Over the last 12 years, USAID has pioneered a “co-management” approach in environmental conservation and management to help people like Khatun gain opportunities for employment and respond to climate change through community-based forest conservation. The initiative brings lawmakers and members of the community together to build resilience to the impacts of climate change and to help create income opportunities for approximately 65,000 people in just the last three years dwelling in or near forests in Bangladesh. The Agency has been promoting co-management to the relevant ministries in the Bangladeshi Government to help mitigate climate change.

Under the scheme, committees of locals and forest officials form around the protected areas to share responsibility for natural resource management and conservation. In Medha Kachhapia, for example, a 21-member Community Patrol Group protects the forest along with official forest guards. USAID also trained the forest-dependent neighborhood to rely increasingly on farmstead agriculture instead.

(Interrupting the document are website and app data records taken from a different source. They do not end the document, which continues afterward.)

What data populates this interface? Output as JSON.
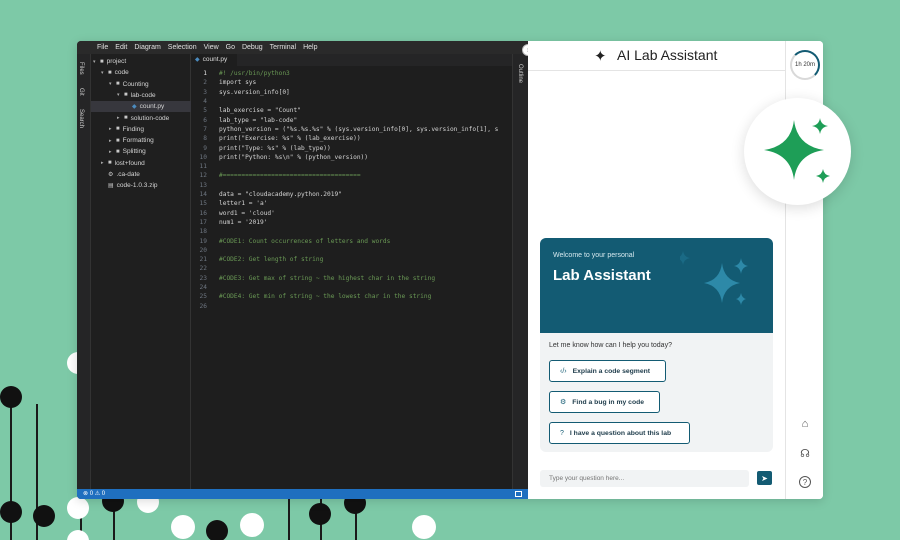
{
  "menubar": [
    "File",
    "Edit",
    "Diagram",
    "Selection",
    "View",
    "Go",
    "Debug",
    "Terminal",
    "Help"
  ],
  "activity_bar": {
    "files": "Files",
    "git": "Git",
    "search": "Search"
  },
  "explorer": [
    {
      "label": "project",
      "depth": 0,
      "arrow": "▾",
      "type": "folder"
    },
    {
      "label": "code",
      "depth": 1,
      "arrow": "▾",
      "type": "folder"
    },
    {
      "label": "Counting",
      "depth": 2,
      "arrow": "▾",
      "type": "folder"
    },
    {
      "label": "lab-code",
      "depth": 3,
      "arrow": "▾",
      "type": "folder"
    },
    {
      "label": "count.py",
      "depth": 4,
      "arrow": "",
      "type": "file-py",
      "selected": true
    },
    {
      "label": "solution-code",
      "depth": 3,
      "arrow": "▸",
      "type": "folder"
    },
    {
      "label": "Finding",
      "depth": 2,
      "arrow": "▸",
      "type": "folder"
    },
    {
      "label": "Formatting",
      "depth": 2,
      "arrow": "▸",
      "type": "folder"
    },
    {
      "label": "Splitting",
      "depth": 2,
      "arrow": "▸",
      "type": "folder"
    },
    {
      "label": "lost+found",
      "depth": 1,
      "arrow": "▸",
      "type": "folder"
    },
    {
      "label": ".ca-date",
      "depth": 1,
      "arrow": "",
      "type": "file-gear"
    },
    {
      "label": "code-1.0.3.zip",
      "depth": 1,
      "arrow": "",
      "type": "file-zip"
    }
  ],
  "editor": {
    "tab_label": "count.py",
    "active_line": 1,
    "lines": [
      {
        "n": "1",
        "text": "#! /usr/bin/python3",
        "kind": "comment"
      },
      {
        "n": "2",
        "text": "import sys",
        "kind": "code"
      },
      {
        "n": "3",
        "text": "sys.version_info[0]",
        "kind": "code"
      },
      {
        "n": "4",
        "text": "",
        "kind": "code"
      },
      {
        "n": "5",
        "text": "lab_exercise = \"Count\"",
        "kind": "code"
      },
      {
        "n": "6",
        "text": "lab_type = \"lab-code\"",
        "kind": "code"
      },
      {
        "n": "7",
        "text": "python_version = (\"%s.%s.%s\" % (sys.version_info[0], sys.version_info[1], s",
        "kind": "code"
      },
      {
        "n": "8",
        "text": "print(\"Exercise: %s\" % (lab_exercise))",
        "kind": "code"
      },
      {
        "n": "9",
        "text": "print(\"Type: %s\" % (lab_type))",
        "kind": "code"
      },
      {
        "n": "10",
        "text": "print(\"Python: %s\\n\" % (python_version))",
        "kind": "code"
      },
      {
        "n": "11",
        "text": "",
        "kind": "code"
      },
      {
        "n": "12",
        "text": "#=====================================",
        "kind": "comment"
      },
      {
        "n": "13",
        "text": "",
        "kind": "code"
      },
      {
        "n": "14",
        "text": "data = \"cloudacademy.python.2019\"",
        "kind": "code"
      },
      {
        "n": "15",
        "text": "letter1 = 'a'",
        "kind": "code"
      },
      {
        "n": "16",
        "text": "word1 = 'cloud'",
        "kind": "code"
      },
      {
        "n": "17",
        "text": "num1 = '2019'",
        "kind": "code"
      },
      {
        "n": "18",
        "text": "",
        "kind": "code"
      },
      {
        "n": "19",
        "text": "#CODE1: Count occurrences of letters and words",
        "kind": "comment"
      },
      {
        "n": "20",
        "text": "",
        "kind": "code"
      },
      {
        "n": "21",
        "text": "#CODE2: Get length of string",
        "kind": "comment"
      },
      {
        "n": "22",
        "text": "",
        "kind": "code"
      },
      {
        "n": "23",
        "text": "#CODE3: Get max of string ~ the highest char in the string",
        "kind": "comment"
      },
      {
        "n": "24",
        "text": "",
        "kind": "code"
      },
      {
        "n": "25",
        "text": "#CODE4: Get min of string ~ the lowest char in the string",
        "kind": "comment"
      },
      {
        "n": "26",
        "text": "",
        "kind": "code"
      }
    ]
  },
  "outline_label": "Outline",
  "status": {
    "text": "⊗ 0 ⚠ 0"
  },
  "assistant": {
    "title": "AI Lab Assistant",
    "welcome_small": "Welcome to your personal",
    "welcome_big": "Lab Assistant",
    "prompt": "Let me know how can I help you today?",
    "actions": [
      {
        "icon": "‹/›",
        "label": "Explain a code segment"
      },
      {
        "icon": "⚙",
        "label": "Find a bug in my code"
      },
      {
        "icon": "?",
        "label": "I have a question about this lab"
      }
    ],
    "input_placeholder": "Type your question here...",
    "send_icon": "➤"
  },
  "rail": {
    "timer": "1h 20m",
    "home_icon": "⌂",
    "support_icon": "☊",
    "help_icon": "?"
  },
  "colors": {
    "accent": "#135b73",
    "background": "#7dc9a7",
    "gemini_green": "#1e9e57",
    "status_blue": "#1f6fbf"
  }
}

In 2009, Khatun and 50 other women from her village received training from USAID to makekhareng, a type of basket made of bamboo used for carrying harvested crops, salt, and market vegetables. Bamboo is a fast growing, renewable resource that can be harvested in the homestead and the forest. It is often called the poor man’s timber for its various uses, and it is certainly the case in Medha Kachhapia. The baskets are sold to a local wholesaler.

This model—weaning dependents from the forests, while opening the doors to new opportunities—is being duplicated in 24 more forest protected areas as well as wetlands of Bangladesh.

Today, Khatun is no longer a full-time, stay-at-home mom, earning almost as much as her husband, and, at times, more.

“I can now make up to Tk. 240 [approximately $3.50] a day by weaving kharengs,” she says. “We used to idle away at our house earlier as there was no work; our husbands were often involved in illegal logging due to lack of money, but now we no longer need to turn to the trees, we are financially independent.”

Khatun is now able to afford to send her children to school. She and others in her community are not only more aware of environmental conservation, but now are also a part of a growing market consciousness. “Why should we just sit around when we know now there is a better life waiting for us?” she asks proudly.